* Task item
The entries are to be returned exactly, with images left out.

(Dataset excerpts)
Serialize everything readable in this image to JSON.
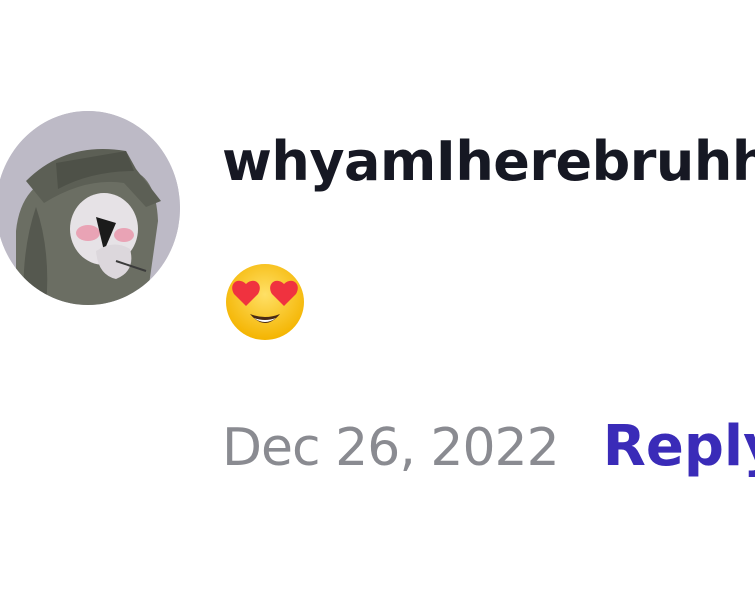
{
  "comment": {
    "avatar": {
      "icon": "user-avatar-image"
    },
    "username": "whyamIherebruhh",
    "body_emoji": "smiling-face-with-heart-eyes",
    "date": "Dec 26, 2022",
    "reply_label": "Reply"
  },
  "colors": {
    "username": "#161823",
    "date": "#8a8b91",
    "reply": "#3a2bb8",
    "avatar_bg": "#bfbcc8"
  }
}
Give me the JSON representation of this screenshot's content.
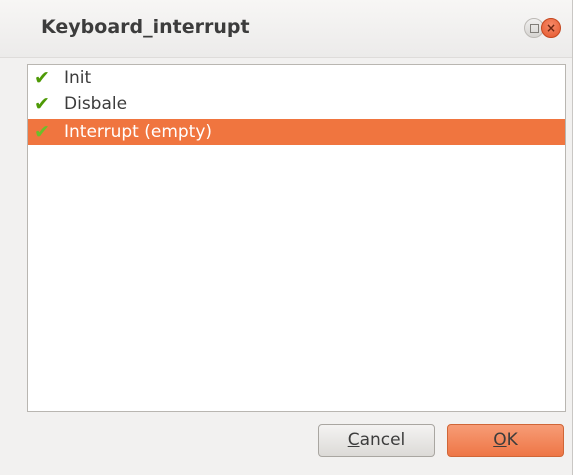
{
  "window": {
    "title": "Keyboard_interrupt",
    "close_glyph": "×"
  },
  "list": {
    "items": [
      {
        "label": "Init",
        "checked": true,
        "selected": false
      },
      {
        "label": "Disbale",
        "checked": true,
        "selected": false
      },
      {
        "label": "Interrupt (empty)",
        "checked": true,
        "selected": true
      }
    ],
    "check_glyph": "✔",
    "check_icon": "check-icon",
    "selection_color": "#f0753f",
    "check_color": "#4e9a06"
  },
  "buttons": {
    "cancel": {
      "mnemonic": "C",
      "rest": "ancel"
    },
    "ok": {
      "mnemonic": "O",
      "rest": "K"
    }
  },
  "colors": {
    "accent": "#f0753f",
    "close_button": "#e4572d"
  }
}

* Output of the task
Serialize everything readable in this image to JSON.
{
  "comment": {
    "avatar": {
      "icon": "user-avatar-image"
    },
    "username": "whyamIherebruhh",
    "body_emoji": "smiling-face-with-heart-eyes",
    "date": "Dec 26, 2022",
    "reply_label": "Reply"
  },
  "colors": {
    "username": "#161823",
    "date": "#8a8b91",
    "reply": "#3a2bb8",
    "avatar_bg": "#bfbcc8"
  }
}
Give me the JSON representation of this screenshot's content.
{
  "window": {
    "title": "Keyboard_interrupt",
    "close_glyph": "×"
  },
  "list": {
    "items": [
      {
        "label": "Init",
        "checked": true,
        "selected": false
      },
      {
        "label": "Disbale",
        "checked": true,
        "selected": false
      },
      {
        "label": "Interrupt (empty)",
        "checked": true,
        "selected": true
      }
    ],
    "check_glyph": "✔",
    "check_icon": "check-icon",
    "selection_color": "#f0753f",
    "check_color": "#4e9a06"
  },
  "buttons": {
    "cancel": {
      "mnemonic": "C",
      "rest": "ancel"
    },
    "ok": {
      "mnemonic": "O",
      "rest": "K"
    }
  },
  "colors": {
    "accent": "#f0753f",
    "close_button": "#e4572d"
  }
}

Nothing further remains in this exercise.